Guiding Force Behind DMA Joins Faculty in Arts and Humanities
Bonnie Pitman, a guiding force in remaking and advancing the reputation of the Dallas Museum of Art, recently joined the faculty of the School of Arts and Humanities.
As Distinguished Scholar in Residence, she is charged with creating new methods of education, focusing much of her expertise in technology and emerging media in helping to build the national reputation of the school.
“The University is fortunate to have such an innovative thinker join our faculty,” said Executive Vice President and Provost Hobson Wildenthal. “Attracting distinguished leaders indicates high-caliber academics and research. The University and the community will surely benefit from Bonnie Pitman’s wealth of experience.”
Pitman arrived at the DMA in 2000 as deputy director and was named Eugene McDermott Director in 2008 before departing in May 2011. Under her leadership, the museum found new ways to engage audiences, dynamically build the collections and present major exhibitions and innovative programs to the community.
“I am honored to be joining the innovative faculty and research staff in the School of Arts and Humanities, and I do so largely because UT Dallas is deeply committed to creating new models for learning and collaboration,” said Pitman. “The leadership and support of Provost Wildenthal and Dean (Dennis) Kratz is vital to the development of interdisciplinary education and research programs in the School.
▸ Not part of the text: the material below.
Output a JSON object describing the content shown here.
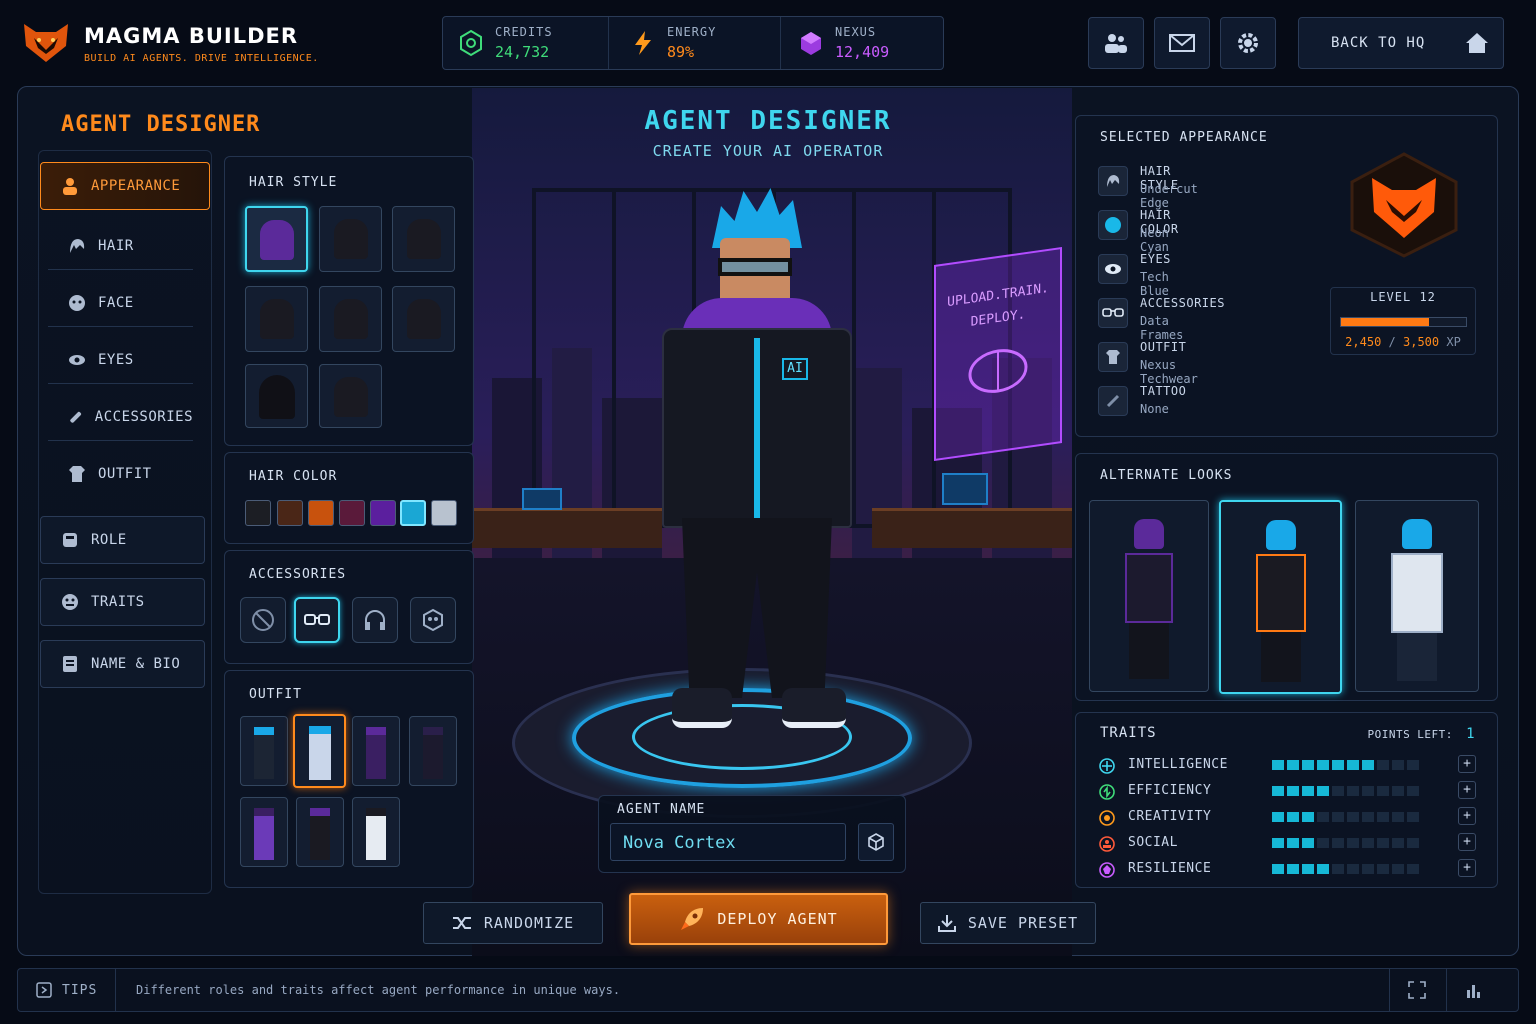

A primary aspect of my work will be to strengthen the relationships between UT Dallas and other educational, cultural and health-related institutions in our region, nationally and internationally.”
Under Pitman’s leadership, DMA initiatives like the Center for Creative Connections challenged visitors to engage with art. Late Nights at the DMA brought performances, concerts, readings, film screenings and family programs into the galleries. Pitman co-authored a book, Ignite the Power of Art: Advancing Visitor Engagement in Museums, which documented a seven-year research project that examined how people connect with art at the museum. She also served as editor and an author of The Dallas Museum of Art, Guide to the Collection.
“UT Dallas aspires to be at the forefront of higher education, and a transformative leader such as Ms. Pitman is the ideal person to help the University achieve that goal,” said Kratz, dean of the School of Arts and Humanities.
Kratz said Pitman’s use of technology in education also makes her a great asset to the University. He cited the smARTphone Tours at the DMA that introduced interactive content to exhibits as an example of how Pitman’s expertise fits the University’s focus, especially through its Arts and Technology (ATEC) program.
“She has expertise in using technology to transform the educational and aesthetic experience. Working beside our other faculty, she will fashion a new model for integrating the arts throughout the educational experience,” said Kratz.
Pitman joins another former director of the DMA on faculty. She will co-teach a course in the fall with Dr. Richard Brettell, Margaret McDermott Distinguished Chair of Art and Aesthetics at UT Dallas. Pitman will also work closely with Brettell as the co-director of the Center for the Interdisciplinary Study of Museums (CISM).
“Bonnie’s vision and deep museum experience will bring a wealth of new connections and ideas to CISM,” Brettell said.
The American Association of Museums recently awarded Pitman the Distinguished Service Award, the profession’s highest recognition. She has degrees in art history from Sweet Briar College and Tulane University and has worked as a director, educator and curator at the Winnipeg Art Gallery in Canada, the New Orleans Museum of Art, the Seattle Art Museum, Berkeley Art Museum and Pacific Film Archives and Bay Area Discovery Museum.